The Gear VR is one of those rare products that everyone has to try for themselves to see how awesome it is.
Russell Holly, my esteemed colleague and a man who is sometimes correct about any number of things, has been telling me just how great Gear VR is for a while. You might have seen or heard him extolling the virtues of Samsung's entry into the world of virtual reality. He never stops, and now I know why.
I had been reluctant to try Gear VR. Not because I didn't want to see what all the fuss was about, but because I take issue with it's proprietary nature. I get that Samsung wants great tech to be exclusive, and it's easy to see why Oculus would want Samsung as a partner, but I'm old school (at least in my mind) and vote with my wallet. If enough people didn't embrace Gear VR then Samsung may decide to open it to other capable devices. Not a popular opinion, and oftentimes not an effective opinion, but I gotta be me.
Now, I'll say right up front I'm not the biggest VR nerd out there. I think it's cool, and silly things like Adult Swim's incredible Virtual Brainload app entertain me, but the idea of strapping a set of goggles to my face and being oblivious to the outside world isn't my bag. I do see why plenty of folks love it, and agree that it's the "next big thing."
Anyhoo, when we all got together for the best company picnic thingy ever in Atlanta, Russell slid up next to me and put a Gear VR on my face. I don't even know what phone was inside it. Editor's Note: It was the Note 5. He then grabbed my hands, dropped a controller in them, and told me to click a button.
A game started up. I have no idea what game I was playing — Editor's Note: It was Eve: Gunjack — but it was like something I'd never experienced before. I was shooting spaceships. Spaceships that came from all sides. It brought new meaning to the word immersive. It was incredible.
The graphics were a little "jaggy" and nothing resembled reality at all. But the package as a whole — the motion, the feeling of depth and the interaction itself — was off the charts. I felt like I was there, actually shooting tiny enemy fighters in my little 360-degree universe. I have nothing to compare it to, and my words really don't do it justice. But it was amazing.
I was shooting spaceships. Spaceships that came from all sides. It brought new meaning to the word immersive. It was incredible.
I even tried to mess things up. I snapped my head around as fast as I could, tilted everything as close to 90-degrees as possible. Things still ran flawlessly. This is one of the most exciting things Samsung has ever delivered, and they deliver a lot of stuff.
I now have a Gear VR of my own, and I snatched a Note 5 from Phil to use it with. He won't miss one. I've used it a lot more than I ever thought I would, and found a few things out about myself. I can't do "realistic" VR. There's a National Geographic video in the Gear VR app where you're viewing the world from the underside of a helicopter. It's too immersive, and the disconnect between my eyes "moving" while my body is still makes me hurl. Big time hurl. But games (and I love games) are awesome, and the Oculus store makes it easy to get them. I love this thing.

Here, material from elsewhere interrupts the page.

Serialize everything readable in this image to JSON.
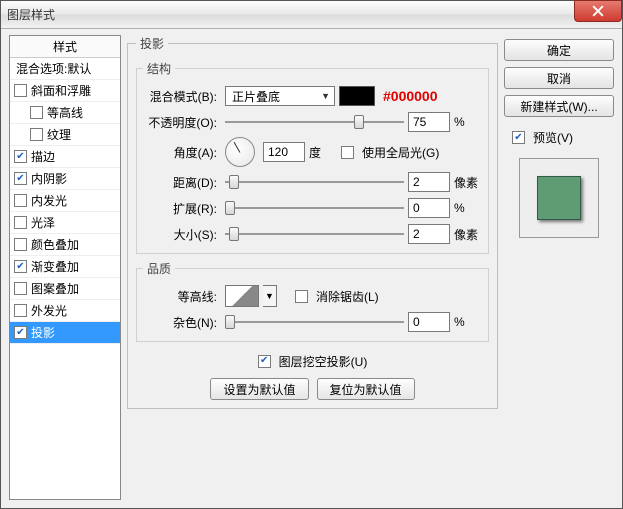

I still wish Samsung would open it up for other brands. In fact, I wish that even more because it's so good. But I can't deny that it's a draw into the Samsung ecosystem. Especially with so many being given away with the Galaxy S7.
If you get a chance to try a Gear VR, even if you're not a Samsung fan, jump on it. I think you'll like it.
- Gear VR review
- Five Gear VR games that shouldn't be missed
- Inside Samsung's Gear VR web browser
- Gear VR vs. Google Cardboard
- Where to buy Gear VR